**WHAT IS EXPECTED**
Once you have read the records below, print them again exactly as they stand.

(Records from a data source)
================

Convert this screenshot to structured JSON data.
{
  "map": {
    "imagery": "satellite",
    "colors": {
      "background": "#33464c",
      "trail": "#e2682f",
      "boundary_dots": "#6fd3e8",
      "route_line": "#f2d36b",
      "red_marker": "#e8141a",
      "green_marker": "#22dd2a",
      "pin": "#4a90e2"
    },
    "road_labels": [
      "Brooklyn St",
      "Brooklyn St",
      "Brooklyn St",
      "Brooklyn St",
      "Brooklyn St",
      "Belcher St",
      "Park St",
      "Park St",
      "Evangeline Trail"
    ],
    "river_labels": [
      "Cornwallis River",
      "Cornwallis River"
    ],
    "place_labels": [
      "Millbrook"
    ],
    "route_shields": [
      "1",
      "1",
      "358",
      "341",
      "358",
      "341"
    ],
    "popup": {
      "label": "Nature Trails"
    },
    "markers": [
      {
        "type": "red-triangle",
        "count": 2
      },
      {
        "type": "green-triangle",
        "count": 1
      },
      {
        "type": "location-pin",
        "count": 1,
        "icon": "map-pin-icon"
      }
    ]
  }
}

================

**FINAL ANSWER**
Convert this screenshot to structured JSON data.
{
  "map": {
    "imagery": "satellite",
    "colors": {
      "background": "#33464c",
      "trail": "#e2682f",
      "boundary_dots": "#6fd3e8",
      "route_line": "#f2d36b",
      "red_marker": "#e8141a",
      "green_marker": "#22dd2a",
      "pin": "#4a90e2"
    },
    "road_labels": [
      "Brooklyn St",
      "Brooklyn St",
      "Brooklyn St",
      "Brooklyn St",
      "Brooklyn St",
      "Belcher St",
      "Park St",
      "Park St",
      "Evangeline Trail"
    ],
    "river_labels": [
      "Cornwallis River",
      "Cornwallis River"
    ],
    "place_labels": [
      "Millbrook"
    ],
    "route_shields": [
      "1",
      "1",
      "358",
      "341",
      "358",
      "341"
    ],
    "popup": {
      "label": "Nature Trails"
    },
    "markers": [
      {
        "type": "red-triangle",
        "count": 2
      },
      {
        "type": "green-triangle",
        "count": 1
      },
      {
        "type": "location-pin",
        "count": 1,
        "icon": "map-pin-icon"
      }
    ]
  }
}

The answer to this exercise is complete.